EA BioWare = Pathological Liars

Finally, the E3 demo stuff. The dynamic quest giving, the moving walkers in the open world and in Fort Tarsus, don’t exist. The Fort isn’t that busy, and from what I heard from other reviewers, the mission EA showed does not exist. Not to mention there was an overall graphics downgrade. Honestly, by now we shouldn’t be surprised. 

Opening Shot

This opening shot shows us just how much is cut. The NPCs have been reduced significantly, as has the actual area. There’s less hanging cloth, and they’ve taken a hit, not moving nearly as much in the retail version. There’s less global and volumetric lighting, and there are fewer cables. As a whole, the scene looks less cinematic.

Comparison of the walker in the background.

The walker that was animated in the E3 demo, is now stationary, and further in the back. Also, the level of detail and complexity of the walker is reduced

Paxley (left), and the cash shop guy (right).

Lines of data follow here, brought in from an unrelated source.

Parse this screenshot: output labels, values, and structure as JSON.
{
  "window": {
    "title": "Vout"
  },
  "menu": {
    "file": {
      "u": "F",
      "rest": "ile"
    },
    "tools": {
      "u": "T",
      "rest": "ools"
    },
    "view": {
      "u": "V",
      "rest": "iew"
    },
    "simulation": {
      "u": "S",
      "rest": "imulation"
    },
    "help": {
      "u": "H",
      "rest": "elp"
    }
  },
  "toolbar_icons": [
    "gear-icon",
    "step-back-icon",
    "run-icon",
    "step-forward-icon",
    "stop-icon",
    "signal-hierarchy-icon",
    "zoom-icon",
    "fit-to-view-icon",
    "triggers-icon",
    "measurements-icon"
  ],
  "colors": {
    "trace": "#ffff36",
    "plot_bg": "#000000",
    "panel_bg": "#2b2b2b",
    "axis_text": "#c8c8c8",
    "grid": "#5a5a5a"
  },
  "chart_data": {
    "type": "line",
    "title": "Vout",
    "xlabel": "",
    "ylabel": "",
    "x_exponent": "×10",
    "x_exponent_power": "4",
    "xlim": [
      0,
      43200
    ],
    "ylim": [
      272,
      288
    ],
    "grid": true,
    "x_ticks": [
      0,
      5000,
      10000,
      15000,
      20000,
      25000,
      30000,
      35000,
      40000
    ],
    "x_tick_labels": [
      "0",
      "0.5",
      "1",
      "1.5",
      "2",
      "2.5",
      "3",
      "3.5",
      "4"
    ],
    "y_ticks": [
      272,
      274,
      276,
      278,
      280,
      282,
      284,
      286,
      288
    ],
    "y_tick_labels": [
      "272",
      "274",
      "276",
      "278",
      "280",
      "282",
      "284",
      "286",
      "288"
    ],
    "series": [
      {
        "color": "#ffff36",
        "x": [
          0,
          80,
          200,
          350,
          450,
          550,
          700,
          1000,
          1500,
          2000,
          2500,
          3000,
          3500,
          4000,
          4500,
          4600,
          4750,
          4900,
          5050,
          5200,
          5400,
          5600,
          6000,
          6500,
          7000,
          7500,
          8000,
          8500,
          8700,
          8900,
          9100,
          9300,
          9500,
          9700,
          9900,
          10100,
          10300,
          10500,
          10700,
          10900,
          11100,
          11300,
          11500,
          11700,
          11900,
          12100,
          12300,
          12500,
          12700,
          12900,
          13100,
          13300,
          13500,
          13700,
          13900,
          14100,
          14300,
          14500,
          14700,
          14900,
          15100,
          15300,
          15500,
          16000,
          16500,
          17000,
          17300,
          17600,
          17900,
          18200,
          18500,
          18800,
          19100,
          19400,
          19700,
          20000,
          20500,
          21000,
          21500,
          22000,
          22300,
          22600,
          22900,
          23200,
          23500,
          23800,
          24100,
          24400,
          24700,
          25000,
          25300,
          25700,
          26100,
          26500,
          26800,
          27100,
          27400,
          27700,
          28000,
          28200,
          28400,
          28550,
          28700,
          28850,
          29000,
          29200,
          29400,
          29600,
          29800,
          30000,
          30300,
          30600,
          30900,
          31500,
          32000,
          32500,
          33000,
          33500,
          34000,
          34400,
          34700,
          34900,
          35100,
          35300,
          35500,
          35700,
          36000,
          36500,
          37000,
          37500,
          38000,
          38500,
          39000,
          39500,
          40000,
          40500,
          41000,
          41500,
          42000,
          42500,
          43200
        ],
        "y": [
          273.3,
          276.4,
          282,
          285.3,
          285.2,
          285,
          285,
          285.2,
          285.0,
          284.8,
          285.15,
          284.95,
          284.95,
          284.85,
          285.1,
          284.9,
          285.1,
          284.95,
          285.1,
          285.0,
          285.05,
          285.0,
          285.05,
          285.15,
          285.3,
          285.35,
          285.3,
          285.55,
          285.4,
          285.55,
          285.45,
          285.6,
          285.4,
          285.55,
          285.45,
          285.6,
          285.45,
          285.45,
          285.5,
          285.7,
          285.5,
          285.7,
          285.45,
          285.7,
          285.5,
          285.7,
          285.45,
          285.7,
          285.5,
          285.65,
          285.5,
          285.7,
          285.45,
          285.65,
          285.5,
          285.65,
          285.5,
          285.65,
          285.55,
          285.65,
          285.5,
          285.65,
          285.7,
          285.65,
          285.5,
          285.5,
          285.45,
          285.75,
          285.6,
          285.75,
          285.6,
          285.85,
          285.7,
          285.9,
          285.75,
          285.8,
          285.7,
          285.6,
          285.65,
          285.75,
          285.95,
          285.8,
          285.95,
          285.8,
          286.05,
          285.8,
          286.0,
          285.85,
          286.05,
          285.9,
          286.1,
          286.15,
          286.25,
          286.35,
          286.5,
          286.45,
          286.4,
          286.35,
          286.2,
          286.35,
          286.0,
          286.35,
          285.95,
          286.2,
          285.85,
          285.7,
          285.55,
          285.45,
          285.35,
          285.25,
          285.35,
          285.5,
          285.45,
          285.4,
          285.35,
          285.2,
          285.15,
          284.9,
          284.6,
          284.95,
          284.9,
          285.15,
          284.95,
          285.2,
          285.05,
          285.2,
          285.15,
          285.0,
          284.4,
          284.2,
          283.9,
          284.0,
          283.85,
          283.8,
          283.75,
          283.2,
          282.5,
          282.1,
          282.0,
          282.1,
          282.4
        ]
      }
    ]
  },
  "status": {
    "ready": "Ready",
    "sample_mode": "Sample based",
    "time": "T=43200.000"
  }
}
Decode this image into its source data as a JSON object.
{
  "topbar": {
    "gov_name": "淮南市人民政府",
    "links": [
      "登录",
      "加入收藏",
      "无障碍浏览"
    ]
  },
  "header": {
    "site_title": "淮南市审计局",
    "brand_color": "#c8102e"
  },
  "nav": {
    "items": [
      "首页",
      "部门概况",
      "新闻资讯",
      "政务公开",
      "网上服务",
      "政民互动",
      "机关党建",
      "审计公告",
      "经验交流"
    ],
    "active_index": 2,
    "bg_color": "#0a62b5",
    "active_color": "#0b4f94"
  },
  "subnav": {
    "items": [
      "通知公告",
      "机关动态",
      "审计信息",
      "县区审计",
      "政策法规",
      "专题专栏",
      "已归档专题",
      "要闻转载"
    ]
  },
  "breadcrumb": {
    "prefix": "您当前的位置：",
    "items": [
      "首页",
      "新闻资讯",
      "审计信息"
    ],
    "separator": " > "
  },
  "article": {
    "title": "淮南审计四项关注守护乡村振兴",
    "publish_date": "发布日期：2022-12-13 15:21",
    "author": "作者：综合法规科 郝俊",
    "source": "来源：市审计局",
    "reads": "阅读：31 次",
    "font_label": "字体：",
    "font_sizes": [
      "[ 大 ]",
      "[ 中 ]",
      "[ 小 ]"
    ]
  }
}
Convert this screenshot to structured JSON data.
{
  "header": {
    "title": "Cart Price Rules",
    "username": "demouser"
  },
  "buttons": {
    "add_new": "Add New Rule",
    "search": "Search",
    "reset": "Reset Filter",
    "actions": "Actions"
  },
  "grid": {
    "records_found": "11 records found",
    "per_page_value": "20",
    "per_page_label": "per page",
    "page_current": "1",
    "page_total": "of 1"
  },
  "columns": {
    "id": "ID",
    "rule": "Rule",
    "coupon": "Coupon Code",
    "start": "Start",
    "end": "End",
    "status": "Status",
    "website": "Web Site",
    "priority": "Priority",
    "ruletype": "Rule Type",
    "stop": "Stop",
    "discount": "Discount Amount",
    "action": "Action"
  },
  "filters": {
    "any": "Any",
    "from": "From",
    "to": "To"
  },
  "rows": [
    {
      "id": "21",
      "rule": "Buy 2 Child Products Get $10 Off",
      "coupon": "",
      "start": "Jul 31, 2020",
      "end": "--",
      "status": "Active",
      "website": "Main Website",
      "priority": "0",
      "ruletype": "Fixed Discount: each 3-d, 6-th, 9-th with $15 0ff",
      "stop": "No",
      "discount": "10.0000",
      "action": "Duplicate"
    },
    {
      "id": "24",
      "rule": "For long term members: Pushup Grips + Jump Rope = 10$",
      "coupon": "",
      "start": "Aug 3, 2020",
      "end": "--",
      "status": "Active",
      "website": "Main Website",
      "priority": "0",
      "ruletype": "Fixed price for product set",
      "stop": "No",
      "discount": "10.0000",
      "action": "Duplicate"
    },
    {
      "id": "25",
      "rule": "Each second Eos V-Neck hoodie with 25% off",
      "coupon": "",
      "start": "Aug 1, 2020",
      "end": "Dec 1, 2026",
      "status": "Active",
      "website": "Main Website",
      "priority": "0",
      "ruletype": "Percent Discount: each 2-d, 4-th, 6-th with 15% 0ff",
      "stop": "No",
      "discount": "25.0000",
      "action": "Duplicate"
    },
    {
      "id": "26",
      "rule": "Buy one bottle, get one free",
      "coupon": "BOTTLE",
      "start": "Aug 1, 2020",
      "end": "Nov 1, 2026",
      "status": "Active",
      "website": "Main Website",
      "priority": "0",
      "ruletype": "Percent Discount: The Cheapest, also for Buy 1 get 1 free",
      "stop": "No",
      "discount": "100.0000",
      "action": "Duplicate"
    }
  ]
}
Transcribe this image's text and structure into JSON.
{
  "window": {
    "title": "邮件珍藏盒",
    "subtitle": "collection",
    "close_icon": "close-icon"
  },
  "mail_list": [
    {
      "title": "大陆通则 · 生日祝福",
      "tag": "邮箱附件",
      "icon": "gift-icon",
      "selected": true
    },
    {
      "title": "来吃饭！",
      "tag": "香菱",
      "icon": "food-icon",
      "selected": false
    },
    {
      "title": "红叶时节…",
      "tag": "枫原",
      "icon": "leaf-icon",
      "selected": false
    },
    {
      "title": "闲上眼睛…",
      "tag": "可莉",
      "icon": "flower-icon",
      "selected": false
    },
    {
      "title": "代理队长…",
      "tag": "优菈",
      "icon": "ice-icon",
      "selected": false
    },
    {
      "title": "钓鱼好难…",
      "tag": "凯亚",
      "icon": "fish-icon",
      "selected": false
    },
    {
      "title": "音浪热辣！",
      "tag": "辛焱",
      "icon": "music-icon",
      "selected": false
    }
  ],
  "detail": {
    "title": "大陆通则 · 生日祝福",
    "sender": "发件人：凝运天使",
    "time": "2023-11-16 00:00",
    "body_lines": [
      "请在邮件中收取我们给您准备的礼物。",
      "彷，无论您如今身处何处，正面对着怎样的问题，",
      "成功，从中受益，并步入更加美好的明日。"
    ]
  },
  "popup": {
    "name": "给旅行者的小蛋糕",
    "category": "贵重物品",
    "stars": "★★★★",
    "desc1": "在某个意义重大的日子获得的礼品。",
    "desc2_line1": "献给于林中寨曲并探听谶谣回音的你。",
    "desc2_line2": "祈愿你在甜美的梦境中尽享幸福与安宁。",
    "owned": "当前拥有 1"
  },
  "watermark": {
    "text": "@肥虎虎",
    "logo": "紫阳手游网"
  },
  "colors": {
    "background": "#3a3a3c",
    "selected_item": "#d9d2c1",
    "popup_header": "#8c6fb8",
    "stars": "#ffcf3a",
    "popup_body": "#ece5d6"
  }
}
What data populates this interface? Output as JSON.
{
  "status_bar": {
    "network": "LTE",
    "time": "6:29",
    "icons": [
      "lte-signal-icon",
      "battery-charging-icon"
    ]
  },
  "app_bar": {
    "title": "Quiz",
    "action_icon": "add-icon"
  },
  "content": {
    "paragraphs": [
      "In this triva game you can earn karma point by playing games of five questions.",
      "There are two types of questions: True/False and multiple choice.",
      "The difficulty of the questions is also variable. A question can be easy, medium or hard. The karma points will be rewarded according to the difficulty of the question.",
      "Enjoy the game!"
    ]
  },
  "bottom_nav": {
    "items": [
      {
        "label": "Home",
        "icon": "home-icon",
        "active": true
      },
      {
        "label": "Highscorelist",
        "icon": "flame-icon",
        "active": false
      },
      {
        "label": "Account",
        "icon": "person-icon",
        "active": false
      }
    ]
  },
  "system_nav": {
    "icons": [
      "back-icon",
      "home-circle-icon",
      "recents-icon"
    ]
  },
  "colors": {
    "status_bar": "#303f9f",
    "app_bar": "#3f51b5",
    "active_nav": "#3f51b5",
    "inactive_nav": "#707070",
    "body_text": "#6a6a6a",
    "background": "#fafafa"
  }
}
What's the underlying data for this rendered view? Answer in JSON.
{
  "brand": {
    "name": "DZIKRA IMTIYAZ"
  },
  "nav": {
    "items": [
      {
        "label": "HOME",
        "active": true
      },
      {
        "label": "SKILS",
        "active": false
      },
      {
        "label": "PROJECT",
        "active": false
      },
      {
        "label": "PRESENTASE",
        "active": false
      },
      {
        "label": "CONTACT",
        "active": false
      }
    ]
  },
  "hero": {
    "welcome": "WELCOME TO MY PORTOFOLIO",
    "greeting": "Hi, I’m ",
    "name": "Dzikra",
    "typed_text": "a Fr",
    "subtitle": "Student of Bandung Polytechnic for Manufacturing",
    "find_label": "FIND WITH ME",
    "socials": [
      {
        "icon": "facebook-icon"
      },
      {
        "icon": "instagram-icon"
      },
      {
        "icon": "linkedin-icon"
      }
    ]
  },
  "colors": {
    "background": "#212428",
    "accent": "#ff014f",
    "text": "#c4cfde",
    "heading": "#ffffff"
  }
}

During this scene, Paxley, an NPC mission giver who does not exist in the retail game, dynamically walks over to you. This does not happen for every mission giver I have met, I had to go to them. As you can also see, NPC quality in the retail version is severely reduced. It makes me question if the guys who made the E3 demo weren’t BioWare, but another studio commissioned to do it. And BioWare tried to copy it, but failed miserably. The facial animations are also hugely different between the two versions, with Paxley being realistic, and the cash shop guy barely being animated.

The next major difference, your Javelin deck features no other Javeline’s, and the NPCs that worked on them moved to work on the Javeline’s clamps. The smoke effects also have done a runner, no longer being part of retail. The god rays are also MIA, and once again the area is shrunken from its original size.

Comparison of the mechanic.

Our mechanic’s outfit has received a downgrade. Although she does not speak in the E3 demo, she has so much more personality in her body language and her facial expressions, than the bland and boring NPC we got in retail. She doesn’t seem to have much, if any, personality. She’s so generic. I’d be suspicious if I met her in real life.

Here (above), we see an oddity. The scene here is crisper, and has higher detail than the demo. Did they just use a person who was specialised in clothing and fabrics to model everything? Because that would make explain the poor quality. 

World is much smaller. Birds have been replaced with ashes.

The river is much closer in the retail version.

Once again, we see the dreaded shrinking of the world we inhabit. The birds replaced with ashes, and much of the landscape removed, or shrunken. For example, the river is now closer than it should have been.

The walker (above) in the demo mission no longer moves and isn’t part of a mission. It remains stationary and cannot be destroyed.




+ A flight system that doesn’t overly punish you for flying.
+ Fun combat.
+ Selection of materials in Javeline customisation. 
+ The graphics are okay…


…but pale in comparison to what was promised at E3, and the world has shrunk down.
Forced teleportation if you fall behind missions in a team. 
Encounters, missions, and enemies get very repetitive.
Revival system is flawed. 
Limited amount of powers. 
Uninteresting story.


The game is largely okay, it’s hardly anything like what was shown at E3’s reveal demo. Gameplay, outside of repetitive combat, is sparse. The cataclysms and other content isn’t even ready yet, and won’t be for months. The game seems unfinished, and likely would have benefited from an extra year in development. BioWare should have hired who ever did the E3 demo on permanently.

The world outside Fort Tarsus is still beautiful and diverse, if lacking fauna and dynamic events. The combat is fun, if repetitive. In the end, I wouldn’t buy it yet (even with the newest patch that apologists kept bringing up), or for full price. Get it when it’s on sale for £15-20, or get Origin Access Premier because at least you get many other games for the price.

Disclosure: I acquired the game via Origin Access Premier. I played post 23rd Feb’s day-one patch. I have seen other reviews, so this may color my own review.